__What the task asks__
Pull each line holding the word "Media" from the data.

━━━

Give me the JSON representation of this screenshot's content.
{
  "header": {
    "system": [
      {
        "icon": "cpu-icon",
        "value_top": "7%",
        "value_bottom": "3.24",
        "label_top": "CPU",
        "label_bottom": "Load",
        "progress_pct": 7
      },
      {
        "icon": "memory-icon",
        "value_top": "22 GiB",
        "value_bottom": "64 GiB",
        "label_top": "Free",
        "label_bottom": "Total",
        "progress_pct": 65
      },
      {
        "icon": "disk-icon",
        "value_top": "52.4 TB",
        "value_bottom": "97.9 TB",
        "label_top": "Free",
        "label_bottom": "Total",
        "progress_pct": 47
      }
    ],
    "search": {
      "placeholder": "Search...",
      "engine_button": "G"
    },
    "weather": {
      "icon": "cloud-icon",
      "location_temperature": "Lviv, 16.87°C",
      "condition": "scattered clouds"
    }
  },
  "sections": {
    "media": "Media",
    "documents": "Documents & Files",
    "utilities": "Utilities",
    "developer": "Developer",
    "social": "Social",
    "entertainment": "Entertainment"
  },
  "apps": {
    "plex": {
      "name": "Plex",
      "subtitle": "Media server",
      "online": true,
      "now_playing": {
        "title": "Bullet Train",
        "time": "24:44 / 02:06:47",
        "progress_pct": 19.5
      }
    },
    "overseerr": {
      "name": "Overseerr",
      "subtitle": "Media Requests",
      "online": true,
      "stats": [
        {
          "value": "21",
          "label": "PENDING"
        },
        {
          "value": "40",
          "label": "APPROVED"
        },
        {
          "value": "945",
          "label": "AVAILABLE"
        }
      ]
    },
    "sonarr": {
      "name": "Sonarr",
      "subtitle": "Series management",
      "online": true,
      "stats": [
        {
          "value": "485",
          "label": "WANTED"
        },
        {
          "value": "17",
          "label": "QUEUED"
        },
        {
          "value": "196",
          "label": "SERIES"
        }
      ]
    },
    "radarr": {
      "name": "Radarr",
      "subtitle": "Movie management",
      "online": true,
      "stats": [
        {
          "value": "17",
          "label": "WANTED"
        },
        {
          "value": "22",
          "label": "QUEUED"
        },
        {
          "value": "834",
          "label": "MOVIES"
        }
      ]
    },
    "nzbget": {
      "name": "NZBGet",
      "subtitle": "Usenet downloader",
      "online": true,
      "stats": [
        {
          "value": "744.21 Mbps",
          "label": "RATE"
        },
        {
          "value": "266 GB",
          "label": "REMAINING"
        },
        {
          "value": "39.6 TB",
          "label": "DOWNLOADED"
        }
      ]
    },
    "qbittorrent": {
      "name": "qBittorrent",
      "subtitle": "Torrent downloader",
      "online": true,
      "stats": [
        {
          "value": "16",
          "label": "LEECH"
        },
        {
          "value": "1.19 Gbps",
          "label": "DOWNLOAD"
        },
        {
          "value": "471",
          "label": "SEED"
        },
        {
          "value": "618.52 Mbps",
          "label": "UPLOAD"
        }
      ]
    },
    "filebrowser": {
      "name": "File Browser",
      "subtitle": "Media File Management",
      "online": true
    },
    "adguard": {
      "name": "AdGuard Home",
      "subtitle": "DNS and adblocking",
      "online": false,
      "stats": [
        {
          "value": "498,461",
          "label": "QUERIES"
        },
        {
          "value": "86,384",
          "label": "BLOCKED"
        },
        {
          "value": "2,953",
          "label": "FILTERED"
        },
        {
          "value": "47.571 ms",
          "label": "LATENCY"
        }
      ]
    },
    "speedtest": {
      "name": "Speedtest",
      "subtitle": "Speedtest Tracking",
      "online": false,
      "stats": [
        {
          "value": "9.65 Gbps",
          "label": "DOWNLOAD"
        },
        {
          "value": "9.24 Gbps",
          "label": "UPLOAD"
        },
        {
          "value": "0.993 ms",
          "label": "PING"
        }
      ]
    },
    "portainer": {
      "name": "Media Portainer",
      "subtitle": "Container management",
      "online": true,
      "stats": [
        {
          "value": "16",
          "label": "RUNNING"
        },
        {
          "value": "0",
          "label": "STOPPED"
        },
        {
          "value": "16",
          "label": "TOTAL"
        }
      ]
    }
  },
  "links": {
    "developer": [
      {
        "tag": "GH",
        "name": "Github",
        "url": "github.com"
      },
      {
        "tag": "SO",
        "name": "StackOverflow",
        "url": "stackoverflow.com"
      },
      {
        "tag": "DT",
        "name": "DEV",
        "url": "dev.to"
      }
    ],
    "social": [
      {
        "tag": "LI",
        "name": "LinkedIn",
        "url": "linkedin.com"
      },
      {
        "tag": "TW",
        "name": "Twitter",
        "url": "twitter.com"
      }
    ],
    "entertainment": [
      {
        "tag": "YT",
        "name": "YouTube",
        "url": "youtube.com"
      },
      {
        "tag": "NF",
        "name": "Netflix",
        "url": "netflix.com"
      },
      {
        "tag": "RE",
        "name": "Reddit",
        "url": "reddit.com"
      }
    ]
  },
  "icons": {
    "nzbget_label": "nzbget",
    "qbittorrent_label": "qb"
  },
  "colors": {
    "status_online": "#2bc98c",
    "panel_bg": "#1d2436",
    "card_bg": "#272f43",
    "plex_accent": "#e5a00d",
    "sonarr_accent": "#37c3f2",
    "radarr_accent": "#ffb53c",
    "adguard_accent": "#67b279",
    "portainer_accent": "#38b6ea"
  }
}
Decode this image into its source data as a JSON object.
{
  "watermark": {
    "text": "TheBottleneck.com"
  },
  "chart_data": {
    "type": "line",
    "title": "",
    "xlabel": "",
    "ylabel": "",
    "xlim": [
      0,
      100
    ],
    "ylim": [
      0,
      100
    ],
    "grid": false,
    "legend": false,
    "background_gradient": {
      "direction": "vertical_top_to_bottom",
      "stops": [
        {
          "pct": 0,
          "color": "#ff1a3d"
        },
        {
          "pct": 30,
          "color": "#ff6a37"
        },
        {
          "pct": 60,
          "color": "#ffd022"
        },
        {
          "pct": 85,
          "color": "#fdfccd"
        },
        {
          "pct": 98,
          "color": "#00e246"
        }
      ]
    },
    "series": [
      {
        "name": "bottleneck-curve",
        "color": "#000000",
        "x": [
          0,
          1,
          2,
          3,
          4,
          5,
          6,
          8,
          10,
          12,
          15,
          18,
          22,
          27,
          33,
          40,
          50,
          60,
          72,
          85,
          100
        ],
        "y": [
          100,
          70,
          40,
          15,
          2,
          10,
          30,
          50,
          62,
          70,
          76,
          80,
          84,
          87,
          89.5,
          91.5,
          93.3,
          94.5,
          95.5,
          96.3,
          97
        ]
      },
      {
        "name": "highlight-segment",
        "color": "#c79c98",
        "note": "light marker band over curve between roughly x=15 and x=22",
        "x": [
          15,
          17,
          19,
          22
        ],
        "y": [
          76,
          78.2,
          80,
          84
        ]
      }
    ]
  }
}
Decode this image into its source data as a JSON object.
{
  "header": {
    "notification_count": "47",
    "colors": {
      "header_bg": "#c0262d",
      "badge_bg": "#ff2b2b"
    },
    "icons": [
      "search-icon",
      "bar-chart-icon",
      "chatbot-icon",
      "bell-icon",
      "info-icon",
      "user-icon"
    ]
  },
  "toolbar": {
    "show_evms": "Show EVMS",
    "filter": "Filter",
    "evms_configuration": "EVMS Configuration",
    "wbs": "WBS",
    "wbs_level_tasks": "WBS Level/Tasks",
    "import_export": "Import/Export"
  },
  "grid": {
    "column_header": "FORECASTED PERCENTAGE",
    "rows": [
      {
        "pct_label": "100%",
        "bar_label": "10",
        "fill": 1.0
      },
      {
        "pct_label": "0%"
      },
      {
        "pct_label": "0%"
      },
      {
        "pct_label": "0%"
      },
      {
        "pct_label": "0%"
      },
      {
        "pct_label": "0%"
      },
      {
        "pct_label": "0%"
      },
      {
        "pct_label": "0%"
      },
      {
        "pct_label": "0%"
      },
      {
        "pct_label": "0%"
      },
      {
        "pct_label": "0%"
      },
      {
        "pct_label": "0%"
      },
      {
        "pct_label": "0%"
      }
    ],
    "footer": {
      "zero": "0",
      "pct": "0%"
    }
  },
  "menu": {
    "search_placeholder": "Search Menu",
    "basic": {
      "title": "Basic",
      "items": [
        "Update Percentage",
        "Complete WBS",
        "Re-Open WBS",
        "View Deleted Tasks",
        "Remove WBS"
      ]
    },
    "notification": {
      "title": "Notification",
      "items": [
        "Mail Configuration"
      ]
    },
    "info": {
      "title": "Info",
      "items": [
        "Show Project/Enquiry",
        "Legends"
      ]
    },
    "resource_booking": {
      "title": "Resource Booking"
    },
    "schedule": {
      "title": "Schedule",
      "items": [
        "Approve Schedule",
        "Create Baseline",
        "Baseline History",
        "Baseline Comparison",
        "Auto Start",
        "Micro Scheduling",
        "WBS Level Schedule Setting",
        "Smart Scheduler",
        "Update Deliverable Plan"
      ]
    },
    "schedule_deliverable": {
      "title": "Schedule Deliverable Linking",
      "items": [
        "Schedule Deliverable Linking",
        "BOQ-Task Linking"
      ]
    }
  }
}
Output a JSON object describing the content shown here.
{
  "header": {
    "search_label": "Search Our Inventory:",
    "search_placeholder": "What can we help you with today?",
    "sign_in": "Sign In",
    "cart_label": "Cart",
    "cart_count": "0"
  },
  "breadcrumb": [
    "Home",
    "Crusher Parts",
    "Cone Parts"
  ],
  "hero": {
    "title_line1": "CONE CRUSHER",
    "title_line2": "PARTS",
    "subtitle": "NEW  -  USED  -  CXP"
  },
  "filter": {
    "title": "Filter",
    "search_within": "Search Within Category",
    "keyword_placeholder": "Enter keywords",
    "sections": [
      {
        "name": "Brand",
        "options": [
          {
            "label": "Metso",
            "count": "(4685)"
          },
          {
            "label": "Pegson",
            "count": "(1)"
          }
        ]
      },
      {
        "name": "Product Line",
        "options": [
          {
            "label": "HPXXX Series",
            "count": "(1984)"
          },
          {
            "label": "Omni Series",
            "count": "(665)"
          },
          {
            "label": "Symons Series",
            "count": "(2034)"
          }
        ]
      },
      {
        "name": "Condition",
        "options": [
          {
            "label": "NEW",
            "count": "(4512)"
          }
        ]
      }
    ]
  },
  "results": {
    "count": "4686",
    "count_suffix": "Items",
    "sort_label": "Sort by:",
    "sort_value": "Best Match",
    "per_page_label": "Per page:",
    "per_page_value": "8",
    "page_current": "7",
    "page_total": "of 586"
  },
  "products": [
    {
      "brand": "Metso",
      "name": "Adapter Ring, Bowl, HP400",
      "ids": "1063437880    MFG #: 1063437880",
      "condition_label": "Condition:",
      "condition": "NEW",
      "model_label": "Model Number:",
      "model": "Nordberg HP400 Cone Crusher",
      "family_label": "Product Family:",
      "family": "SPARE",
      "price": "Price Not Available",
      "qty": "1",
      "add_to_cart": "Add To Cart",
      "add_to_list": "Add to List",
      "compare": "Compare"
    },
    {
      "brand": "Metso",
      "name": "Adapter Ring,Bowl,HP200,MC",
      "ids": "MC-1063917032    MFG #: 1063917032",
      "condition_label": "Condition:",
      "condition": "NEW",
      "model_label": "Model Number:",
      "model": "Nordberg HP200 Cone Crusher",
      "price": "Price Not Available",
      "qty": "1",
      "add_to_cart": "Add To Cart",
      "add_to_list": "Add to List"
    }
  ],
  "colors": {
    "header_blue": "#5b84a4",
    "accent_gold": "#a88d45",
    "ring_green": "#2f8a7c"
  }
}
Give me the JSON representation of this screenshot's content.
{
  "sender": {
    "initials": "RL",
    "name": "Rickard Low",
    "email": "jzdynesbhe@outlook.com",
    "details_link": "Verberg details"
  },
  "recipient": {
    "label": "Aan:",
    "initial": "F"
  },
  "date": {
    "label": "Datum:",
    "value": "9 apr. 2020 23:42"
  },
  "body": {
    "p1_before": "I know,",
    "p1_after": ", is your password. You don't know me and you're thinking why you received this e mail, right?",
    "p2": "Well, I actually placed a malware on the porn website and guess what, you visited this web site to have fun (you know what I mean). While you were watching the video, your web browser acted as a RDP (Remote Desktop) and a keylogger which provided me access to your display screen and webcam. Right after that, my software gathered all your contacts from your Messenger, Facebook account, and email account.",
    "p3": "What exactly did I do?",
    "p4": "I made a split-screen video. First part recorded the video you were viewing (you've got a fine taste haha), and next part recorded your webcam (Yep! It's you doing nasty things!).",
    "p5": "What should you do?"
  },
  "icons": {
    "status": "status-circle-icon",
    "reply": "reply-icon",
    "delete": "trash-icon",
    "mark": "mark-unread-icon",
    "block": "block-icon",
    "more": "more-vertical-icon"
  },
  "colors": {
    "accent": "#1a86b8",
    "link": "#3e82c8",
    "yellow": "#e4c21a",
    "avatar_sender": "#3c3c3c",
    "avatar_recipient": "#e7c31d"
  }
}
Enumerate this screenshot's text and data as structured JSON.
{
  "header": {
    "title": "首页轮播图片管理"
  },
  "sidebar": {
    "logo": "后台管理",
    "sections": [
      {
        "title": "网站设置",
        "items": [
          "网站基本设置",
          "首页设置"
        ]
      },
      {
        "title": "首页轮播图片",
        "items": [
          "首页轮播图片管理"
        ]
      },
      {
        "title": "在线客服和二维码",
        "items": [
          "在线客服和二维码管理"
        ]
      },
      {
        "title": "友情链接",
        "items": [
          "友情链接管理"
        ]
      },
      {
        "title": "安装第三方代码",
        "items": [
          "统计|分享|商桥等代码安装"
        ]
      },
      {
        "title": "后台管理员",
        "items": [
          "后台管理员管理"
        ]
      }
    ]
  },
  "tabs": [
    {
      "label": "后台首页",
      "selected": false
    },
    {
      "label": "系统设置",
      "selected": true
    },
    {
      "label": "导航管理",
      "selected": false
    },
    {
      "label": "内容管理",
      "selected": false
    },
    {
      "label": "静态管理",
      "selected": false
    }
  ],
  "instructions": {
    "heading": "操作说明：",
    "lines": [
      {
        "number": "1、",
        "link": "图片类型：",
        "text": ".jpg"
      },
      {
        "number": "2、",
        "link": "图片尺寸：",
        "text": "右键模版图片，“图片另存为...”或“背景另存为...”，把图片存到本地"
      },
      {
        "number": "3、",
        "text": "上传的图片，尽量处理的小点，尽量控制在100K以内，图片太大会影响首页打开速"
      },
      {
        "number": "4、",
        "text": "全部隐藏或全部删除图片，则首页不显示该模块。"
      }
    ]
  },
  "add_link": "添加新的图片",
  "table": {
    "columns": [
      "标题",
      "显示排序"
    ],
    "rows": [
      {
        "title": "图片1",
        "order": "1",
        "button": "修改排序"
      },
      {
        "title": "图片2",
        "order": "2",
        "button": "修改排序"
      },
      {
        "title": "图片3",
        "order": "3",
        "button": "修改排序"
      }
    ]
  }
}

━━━

__Expected output__
    "media": "Media",
      "subtitle": "Media server",
      "subtitle": "Media Requests",
      "subtitle": "Media File Management",
      "name": "Media Portainer",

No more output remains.